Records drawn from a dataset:
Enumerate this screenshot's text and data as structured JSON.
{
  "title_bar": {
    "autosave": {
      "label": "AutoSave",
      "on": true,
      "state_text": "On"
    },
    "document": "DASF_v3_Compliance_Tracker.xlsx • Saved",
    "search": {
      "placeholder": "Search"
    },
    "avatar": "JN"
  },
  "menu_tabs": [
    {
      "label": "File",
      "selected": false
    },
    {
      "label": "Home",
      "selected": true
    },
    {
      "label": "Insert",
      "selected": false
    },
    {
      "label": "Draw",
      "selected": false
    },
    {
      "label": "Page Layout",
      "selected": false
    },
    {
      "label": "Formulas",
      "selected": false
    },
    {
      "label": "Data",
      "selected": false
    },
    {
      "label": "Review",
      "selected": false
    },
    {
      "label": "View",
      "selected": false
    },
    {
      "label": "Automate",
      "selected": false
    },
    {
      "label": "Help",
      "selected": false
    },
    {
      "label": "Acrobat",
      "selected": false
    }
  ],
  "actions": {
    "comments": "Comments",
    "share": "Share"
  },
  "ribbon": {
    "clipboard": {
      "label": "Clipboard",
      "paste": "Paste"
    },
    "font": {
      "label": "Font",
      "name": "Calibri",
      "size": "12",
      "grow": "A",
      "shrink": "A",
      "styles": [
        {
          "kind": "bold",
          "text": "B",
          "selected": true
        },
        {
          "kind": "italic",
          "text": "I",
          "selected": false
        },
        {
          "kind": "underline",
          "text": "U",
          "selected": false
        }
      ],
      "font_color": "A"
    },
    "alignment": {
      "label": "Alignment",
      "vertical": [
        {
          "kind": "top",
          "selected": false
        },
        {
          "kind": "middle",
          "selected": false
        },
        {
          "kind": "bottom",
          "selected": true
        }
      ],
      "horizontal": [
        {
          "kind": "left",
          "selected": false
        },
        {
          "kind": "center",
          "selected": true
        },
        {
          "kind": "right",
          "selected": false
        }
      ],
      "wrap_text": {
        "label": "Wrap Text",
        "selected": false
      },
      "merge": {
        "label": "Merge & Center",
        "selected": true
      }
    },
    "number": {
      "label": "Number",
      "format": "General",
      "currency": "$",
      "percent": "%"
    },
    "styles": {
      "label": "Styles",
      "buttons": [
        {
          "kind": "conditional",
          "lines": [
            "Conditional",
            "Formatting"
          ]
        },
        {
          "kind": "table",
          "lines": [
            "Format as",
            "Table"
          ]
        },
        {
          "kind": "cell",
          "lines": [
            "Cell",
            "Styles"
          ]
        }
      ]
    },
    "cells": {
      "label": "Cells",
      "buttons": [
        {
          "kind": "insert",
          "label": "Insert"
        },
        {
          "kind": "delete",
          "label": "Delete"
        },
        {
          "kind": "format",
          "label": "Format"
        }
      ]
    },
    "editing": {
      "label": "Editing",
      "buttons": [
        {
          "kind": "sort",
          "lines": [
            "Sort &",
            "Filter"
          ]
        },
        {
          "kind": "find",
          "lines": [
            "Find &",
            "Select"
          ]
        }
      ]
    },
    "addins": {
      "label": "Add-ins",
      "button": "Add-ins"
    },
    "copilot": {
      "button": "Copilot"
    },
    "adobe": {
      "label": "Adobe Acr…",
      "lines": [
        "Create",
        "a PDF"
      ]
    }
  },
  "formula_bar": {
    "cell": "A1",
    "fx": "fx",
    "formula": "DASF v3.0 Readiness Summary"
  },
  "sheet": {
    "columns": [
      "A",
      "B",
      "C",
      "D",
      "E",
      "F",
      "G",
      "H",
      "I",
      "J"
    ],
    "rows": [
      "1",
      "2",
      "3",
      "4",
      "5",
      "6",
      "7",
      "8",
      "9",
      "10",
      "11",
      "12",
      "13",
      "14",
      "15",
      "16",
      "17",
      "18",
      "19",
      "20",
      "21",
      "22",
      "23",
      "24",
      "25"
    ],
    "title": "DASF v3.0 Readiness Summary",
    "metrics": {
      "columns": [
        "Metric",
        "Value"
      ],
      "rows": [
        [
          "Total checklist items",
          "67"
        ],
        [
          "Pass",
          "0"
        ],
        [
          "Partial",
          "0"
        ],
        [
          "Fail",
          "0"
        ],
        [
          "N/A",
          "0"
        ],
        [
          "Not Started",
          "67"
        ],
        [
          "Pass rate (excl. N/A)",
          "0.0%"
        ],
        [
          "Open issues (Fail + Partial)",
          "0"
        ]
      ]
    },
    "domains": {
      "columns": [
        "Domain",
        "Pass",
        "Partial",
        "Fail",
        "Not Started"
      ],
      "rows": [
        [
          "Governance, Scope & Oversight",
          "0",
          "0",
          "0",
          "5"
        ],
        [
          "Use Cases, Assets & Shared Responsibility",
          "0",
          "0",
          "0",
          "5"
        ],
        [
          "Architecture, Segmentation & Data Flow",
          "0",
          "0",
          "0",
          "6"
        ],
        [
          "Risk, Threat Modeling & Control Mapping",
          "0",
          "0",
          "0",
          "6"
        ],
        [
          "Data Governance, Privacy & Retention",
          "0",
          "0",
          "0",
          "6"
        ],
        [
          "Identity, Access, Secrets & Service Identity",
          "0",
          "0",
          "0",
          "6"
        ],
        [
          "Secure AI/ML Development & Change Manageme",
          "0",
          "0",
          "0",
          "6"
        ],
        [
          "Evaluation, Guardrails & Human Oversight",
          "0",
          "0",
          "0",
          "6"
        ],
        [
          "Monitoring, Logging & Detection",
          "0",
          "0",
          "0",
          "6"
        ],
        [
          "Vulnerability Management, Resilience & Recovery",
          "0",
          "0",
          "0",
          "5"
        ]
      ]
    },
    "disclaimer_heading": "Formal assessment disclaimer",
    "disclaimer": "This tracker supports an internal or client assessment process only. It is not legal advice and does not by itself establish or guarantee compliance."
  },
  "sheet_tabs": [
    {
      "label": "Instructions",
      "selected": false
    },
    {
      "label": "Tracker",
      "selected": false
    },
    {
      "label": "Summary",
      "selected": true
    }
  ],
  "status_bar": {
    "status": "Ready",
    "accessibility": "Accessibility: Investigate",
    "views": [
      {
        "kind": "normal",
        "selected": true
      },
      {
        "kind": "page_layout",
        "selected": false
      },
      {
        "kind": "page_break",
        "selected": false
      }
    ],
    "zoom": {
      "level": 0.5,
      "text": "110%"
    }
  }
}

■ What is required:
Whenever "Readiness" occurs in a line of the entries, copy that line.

■ Completed exercise:
    "formula": "DASF v3.0 Readiness Summary"
    "title": "DASF v3.0 Readiness Summary",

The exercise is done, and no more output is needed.